_WORK TO BE COMPLETED:_
Only the number is needed: count the lines below that hold the string "active".
── DATA FOR ANALYSIS
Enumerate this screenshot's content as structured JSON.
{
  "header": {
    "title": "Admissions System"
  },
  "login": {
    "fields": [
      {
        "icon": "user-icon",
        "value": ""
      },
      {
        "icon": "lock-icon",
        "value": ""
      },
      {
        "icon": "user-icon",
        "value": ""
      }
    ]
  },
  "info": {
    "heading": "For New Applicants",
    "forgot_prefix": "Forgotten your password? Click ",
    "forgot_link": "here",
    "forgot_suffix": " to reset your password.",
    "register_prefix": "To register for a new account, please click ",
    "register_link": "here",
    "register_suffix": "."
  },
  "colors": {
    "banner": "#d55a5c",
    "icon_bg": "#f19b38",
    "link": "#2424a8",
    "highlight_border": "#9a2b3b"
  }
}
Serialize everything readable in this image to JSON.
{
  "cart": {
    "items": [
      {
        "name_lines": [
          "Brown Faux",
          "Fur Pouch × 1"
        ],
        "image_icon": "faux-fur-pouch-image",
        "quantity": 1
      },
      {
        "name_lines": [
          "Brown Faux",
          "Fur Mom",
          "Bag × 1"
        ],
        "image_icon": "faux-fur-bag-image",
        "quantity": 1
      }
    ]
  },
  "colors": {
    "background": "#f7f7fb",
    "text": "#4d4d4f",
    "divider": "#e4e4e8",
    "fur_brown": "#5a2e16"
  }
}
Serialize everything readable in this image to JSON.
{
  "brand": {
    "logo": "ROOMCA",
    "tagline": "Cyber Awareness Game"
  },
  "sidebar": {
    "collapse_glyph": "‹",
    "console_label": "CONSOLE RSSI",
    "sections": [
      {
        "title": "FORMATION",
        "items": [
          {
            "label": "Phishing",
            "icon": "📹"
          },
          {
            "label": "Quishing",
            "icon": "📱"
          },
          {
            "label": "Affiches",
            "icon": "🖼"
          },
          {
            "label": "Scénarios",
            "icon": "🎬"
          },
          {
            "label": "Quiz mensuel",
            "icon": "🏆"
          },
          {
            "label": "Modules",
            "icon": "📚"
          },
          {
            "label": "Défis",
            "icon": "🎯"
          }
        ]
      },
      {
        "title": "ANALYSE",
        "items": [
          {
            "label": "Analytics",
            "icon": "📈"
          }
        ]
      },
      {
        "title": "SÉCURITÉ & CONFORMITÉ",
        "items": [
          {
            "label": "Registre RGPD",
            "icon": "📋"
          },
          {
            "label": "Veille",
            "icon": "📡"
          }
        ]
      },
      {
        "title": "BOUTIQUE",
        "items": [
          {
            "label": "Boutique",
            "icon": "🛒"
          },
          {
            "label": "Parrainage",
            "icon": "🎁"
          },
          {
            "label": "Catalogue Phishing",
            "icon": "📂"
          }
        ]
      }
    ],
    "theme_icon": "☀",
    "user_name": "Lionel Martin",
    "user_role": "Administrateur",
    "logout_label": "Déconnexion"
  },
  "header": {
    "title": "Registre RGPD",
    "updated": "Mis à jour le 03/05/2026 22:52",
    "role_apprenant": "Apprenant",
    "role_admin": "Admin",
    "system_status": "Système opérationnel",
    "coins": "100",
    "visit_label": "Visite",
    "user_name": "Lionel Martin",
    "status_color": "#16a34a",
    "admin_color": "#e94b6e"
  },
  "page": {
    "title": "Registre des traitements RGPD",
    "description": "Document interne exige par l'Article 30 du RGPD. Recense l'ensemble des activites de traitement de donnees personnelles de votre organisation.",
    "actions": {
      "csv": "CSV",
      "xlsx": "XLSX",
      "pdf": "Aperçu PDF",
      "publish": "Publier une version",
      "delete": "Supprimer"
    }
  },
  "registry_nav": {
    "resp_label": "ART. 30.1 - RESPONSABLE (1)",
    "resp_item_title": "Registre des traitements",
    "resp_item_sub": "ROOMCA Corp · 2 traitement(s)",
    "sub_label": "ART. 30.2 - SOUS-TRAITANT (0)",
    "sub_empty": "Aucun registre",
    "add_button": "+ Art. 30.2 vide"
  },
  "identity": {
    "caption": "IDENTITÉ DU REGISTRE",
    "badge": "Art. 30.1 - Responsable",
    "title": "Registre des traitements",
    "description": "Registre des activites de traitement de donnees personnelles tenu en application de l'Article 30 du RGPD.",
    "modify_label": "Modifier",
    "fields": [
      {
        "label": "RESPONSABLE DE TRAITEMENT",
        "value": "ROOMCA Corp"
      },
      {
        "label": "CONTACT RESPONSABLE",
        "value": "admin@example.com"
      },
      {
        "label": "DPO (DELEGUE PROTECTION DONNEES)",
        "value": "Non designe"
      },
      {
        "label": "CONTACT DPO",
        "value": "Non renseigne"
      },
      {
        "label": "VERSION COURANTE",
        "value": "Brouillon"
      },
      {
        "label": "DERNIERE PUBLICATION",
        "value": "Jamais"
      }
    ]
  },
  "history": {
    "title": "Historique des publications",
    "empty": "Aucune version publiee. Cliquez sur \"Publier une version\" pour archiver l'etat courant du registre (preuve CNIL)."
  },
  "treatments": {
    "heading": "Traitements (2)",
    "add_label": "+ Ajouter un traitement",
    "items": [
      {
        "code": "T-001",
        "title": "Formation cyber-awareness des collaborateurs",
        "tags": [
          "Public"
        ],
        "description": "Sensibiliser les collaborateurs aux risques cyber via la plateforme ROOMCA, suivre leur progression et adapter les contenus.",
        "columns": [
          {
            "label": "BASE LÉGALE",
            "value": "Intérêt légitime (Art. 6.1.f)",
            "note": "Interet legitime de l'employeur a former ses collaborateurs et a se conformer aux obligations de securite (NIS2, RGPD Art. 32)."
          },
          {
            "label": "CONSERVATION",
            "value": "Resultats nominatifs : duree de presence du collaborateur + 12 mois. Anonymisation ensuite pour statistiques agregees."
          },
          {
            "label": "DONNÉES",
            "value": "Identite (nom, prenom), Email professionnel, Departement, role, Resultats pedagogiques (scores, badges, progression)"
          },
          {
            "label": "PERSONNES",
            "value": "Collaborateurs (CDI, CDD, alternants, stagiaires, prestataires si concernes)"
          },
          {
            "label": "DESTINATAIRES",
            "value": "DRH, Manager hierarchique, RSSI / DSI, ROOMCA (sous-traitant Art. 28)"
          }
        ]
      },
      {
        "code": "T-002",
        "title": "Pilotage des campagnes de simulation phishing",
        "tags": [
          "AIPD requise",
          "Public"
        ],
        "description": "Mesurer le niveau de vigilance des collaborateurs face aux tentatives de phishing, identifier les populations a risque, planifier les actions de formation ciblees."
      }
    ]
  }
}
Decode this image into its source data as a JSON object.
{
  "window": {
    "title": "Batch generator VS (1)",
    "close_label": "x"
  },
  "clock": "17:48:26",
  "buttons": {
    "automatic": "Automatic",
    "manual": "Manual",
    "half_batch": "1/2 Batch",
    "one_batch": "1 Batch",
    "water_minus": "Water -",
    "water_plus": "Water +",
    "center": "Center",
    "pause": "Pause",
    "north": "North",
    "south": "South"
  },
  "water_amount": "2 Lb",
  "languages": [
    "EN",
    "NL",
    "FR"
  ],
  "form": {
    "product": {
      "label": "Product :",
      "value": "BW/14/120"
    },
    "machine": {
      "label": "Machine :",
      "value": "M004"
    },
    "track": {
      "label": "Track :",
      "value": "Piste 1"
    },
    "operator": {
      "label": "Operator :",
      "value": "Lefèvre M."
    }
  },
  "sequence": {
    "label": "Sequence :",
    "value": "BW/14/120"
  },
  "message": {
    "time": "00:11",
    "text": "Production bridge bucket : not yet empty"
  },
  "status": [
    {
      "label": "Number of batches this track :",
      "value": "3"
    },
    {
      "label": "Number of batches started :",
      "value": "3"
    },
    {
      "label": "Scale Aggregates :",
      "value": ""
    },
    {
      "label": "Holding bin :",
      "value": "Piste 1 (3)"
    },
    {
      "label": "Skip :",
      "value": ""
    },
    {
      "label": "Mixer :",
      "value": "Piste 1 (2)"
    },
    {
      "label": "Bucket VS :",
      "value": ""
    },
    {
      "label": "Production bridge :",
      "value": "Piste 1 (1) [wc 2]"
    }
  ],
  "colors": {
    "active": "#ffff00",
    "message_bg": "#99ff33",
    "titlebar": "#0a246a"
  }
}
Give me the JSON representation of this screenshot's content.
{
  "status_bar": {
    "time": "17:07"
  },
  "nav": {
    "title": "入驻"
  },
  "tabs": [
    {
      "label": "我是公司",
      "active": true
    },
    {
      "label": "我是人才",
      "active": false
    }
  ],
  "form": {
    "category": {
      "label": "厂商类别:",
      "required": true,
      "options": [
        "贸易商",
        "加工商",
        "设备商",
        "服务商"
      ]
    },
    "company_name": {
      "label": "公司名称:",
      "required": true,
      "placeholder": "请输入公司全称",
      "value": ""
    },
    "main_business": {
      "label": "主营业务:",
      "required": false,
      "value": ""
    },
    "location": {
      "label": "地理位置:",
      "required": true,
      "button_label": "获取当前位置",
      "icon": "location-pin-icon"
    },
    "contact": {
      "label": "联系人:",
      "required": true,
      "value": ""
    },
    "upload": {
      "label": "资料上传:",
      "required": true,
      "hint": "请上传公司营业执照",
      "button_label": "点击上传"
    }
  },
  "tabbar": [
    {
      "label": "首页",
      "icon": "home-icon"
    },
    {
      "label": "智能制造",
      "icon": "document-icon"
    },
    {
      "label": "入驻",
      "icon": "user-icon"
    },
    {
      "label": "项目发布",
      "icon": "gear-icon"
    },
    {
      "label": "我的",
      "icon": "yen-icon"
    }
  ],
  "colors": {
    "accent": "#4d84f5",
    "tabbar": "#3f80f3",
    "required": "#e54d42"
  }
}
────
_TASK RESULT:_
3